BAKU (Reuters) - Mercedes driver Valtteri Bottas is expecting Sunday’s Azerbaijan Grand Prix to produce more drama than last year, when Nico Rosberg cruised to victory from pole position, and says drivers will not be put off by the track’s reputation.
Last year, despite driver complaints about the safety of the Baku circuit, 18 of 22 cars finished the challenging anti-clockwise track, which runs along the shores of the Caspian Sea and around the walls of the medieval old town.
“We got kind of lucky,” Bottas told a news conference on Thursday. “There was not much action.

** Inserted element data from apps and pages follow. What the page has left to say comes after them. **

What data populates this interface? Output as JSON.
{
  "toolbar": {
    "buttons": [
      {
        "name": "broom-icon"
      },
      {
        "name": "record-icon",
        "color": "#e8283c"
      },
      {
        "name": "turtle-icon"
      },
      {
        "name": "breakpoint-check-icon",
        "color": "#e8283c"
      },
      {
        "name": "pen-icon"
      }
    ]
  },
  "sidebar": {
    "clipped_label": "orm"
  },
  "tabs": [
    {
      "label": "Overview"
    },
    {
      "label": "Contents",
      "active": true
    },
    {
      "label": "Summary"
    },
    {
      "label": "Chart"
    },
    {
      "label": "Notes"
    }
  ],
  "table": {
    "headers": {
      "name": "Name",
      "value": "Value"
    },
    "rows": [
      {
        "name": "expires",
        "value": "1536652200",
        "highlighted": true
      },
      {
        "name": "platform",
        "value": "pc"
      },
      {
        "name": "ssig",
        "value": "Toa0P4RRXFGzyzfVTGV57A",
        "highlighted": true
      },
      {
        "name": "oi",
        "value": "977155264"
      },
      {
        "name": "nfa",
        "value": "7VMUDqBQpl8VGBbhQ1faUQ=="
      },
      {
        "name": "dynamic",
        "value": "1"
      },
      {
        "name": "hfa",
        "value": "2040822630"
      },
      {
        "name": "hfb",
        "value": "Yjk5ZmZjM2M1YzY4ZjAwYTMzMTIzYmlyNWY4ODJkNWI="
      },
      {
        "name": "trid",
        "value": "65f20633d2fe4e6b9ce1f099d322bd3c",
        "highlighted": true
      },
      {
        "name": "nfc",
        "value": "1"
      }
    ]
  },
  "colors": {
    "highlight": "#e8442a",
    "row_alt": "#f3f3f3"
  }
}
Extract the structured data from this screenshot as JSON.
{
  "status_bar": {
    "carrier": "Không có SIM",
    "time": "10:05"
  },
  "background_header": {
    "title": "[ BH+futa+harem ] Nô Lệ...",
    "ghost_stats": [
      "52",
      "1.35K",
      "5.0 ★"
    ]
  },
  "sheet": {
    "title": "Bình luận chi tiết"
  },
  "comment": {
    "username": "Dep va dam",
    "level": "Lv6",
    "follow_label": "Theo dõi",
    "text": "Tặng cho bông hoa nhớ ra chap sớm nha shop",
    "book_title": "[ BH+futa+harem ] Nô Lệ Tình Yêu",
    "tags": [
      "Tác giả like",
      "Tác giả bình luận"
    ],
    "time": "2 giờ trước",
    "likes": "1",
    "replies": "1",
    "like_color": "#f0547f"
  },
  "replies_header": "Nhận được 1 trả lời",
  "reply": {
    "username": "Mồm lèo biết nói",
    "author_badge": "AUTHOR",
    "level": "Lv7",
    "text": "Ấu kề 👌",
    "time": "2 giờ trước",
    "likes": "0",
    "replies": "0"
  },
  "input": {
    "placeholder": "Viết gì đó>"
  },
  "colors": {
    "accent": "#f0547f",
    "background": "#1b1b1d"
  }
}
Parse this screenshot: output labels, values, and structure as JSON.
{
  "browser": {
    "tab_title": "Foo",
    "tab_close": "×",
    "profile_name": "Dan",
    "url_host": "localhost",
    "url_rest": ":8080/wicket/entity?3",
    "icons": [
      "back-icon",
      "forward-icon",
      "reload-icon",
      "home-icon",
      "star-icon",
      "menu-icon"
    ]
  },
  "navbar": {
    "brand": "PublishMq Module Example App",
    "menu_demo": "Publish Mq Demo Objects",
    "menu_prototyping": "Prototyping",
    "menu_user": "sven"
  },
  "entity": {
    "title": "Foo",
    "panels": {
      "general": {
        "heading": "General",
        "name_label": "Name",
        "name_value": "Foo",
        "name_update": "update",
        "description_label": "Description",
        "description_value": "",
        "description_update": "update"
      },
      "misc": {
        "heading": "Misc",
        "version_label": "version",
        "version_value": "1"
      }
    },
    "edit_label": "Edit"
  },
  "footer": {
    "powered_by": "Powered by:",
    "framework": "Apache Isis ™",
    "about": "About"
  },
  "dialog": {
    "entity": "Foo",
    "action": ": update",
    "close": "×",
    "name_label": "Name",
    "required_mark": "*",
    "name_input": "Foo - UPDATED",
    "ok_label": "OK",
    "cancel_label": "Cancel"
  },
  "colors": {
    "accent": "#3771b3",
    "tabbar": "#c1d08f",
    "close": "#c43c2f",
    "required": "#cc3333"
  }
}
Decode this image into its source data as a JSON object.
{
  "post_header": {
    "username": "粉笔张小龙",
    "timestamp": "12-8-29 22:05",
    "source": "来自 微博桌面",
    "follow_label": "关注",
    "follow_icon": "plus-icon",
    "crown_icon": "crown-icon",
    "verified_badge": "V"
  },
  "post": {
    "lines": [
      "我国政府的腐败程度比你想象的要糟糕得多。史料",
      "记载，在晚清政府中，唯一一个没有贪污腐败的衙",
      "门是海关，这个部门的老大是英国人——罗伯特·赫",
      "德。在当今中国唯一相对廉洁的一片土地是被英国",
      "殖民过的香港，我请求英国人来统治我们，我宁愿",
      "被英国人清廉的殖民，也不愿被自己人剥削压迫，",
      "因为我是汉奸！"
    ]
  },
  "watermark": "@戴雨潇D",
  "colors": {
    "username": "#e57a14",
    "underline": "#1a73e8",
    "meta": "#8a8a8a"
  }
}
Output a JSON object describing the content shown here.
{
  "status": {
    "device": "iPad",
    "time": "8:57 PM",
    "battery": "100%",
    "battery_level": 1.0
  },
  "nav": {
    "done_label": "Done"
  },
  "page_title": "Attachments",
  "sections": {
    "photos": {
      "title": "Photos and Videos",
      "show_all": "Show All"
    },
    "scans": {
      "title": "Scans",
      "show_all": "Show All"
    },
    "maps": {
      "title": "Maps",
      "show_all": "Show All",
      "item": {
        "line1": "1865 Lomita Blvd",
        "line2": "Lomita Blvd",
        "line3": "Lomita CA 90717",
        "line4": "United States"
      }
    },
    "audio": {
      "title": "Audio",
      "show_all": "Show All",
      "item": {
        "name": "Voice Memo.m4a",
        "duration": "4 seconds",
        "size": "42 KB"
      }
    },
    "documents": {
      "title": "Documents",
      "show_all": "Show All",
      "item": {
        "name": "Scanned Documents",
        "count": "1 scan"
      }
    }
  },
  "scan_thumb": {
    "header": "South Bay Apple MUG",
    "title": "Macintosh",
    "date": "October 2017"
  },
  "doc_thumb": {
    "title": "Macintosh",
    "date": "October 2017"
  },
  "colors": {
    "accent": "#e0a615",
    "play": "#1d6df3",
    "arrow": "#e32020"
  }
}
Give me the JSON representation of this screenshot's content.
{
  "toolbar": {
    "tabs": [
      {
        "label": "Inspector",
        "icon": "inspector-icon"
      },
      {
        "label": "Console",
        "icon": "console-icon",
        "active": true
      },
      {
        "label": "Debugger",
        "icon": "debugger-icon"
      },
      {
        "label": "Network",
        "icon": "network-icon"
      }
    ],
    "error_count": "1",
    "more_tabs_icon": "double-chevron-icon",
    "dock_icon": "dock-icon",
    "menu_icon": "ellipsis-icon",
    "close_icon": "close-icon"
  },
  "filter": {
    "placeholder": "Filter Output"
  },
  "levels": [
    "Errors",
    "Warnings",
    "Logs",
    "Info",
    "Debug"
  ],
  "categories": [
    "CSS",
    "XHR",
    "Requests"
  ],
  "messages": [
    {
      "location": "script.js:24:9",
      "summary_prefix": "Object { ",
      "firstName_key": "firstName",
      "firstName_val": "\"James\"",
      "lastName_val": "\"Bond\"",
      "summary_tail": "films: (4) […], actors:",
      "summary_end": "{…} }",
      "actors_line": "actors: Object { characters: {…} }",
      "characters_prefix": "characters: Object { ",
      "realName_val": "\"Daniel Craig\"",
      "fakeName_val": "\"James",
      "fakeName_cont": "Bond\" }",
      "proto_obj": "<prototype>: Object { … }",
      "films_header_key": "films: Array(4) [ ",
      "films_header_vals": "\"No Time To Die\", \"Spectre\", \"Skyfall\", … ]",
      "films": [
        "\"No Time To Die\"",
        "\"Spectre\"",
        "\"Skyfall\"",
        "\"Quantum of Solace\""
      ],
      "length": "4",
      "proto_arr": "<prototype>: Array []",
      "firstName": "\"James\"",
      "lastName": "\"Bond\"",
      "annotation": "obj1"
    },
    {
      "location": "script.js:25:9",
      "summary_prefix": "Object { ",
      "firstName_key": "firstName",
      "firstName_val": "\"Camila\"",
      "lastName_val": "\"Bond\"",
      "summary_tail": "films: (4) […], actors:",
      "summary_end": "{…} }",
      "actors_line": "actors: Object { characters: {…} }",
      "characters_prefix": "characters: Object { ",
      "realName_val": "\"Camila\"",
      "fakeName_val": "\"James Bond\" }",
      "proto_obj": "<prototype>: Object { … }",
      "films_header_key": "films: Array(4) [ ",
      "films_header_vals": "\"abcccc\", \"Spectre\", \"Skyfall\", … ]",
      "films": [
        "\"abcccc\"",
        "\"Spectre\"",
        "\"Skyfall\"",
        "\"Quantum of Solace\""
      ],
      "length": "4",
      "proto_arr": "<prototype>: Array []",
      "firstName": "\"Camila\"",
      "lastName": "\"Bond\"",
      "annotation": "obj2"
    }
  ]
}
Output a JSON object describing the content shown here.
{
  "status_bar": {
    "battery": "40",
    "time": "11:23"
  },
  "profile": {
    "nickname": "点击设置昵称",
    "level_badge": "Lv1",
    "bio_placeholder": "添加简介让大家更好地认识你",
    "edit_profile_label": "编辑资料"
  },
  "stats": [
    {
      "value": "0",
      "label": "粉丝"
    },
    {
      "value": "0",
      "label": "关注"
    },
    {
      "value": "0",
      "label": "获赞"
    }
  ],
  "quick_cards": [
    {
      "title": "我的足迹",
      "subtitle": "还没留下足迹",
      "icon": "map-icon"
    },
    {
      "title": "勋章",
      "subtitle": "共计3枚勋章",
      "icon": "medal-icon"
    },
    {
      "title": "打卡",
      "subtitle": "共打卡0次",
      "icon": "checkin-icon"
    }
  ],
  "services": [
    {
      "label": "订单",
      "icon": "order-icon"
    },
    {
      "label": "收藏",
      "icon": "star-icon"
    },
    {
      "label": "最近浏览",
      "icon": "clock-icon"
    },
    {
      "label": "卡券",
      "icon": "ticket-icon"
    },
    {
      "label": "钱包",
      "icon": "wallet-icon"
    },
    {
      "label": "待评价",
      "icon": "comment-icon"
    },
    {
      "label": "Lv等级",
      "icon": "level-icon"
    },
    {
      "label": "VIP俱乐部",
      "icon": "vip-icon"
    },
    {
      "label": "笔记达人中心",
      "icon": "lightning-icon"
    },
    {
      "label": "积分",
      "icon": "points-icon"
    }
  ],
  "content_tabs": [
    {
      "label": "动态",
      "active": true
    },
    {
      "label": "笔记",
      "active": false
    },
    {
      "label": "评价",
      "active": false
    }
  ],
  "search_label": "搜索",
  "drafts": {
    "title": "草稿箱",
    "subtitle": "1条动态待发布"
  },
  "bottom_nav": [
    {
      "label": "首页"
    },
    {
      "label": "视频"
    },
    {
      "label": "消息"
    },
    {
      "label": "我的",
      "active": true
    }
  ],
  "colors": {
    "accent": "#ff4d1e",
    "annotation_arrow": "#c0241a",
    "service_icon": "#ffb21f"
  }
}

“It’s a track where, normally, things will happen, so my guess is that we’re going to see a bit more of a mess than before.”
In 2016, Bottas’s Mercedes teammate, title contender Lewis Hamilton, started the race in 10th after clipping the barriers during qualifying, leaving his main rival Nico Rosberg on pole, and able to cruise to victory in a subdued race.
Haas driver Romain Grosjean agreed that this year’s race should be more open.
“Rosberg last year was far ahead and Lewis was at the back with various issues, so there weren’t many fights around the field.”
During last year’s Baku qualifying, Bottas, then with Williams, registered the highest speed ever recorded in a Formula One session, reaching 373 km/h (234 mph) on what is the longest stretch of any race on the calendar.
The Finn drove superbly to claim victory on the street-style circuit in Sochi, Russia, in April, but, perhaps demonstrating Mercedes’ inconsistencies, last month his teammate Hamilton all but disappeared on a similar track, in Monaco.
“It’s definitely a challenge here, it’s one of those places like Monaco or Singapore that there’s places where you can’t afford any kind of mistakes,” Bottas said.
“You’re going so close to the walls and it’s sometimes even like touching them. That’s always a challenge ... You need to take some risks, and can’t lose focus at all.”
Hamilton and Ferrari’s Sebastian Vettel each have three wins from seven races so far this season.
Reporting by Ed Dove in Oxford; Editing by Kevin Liffey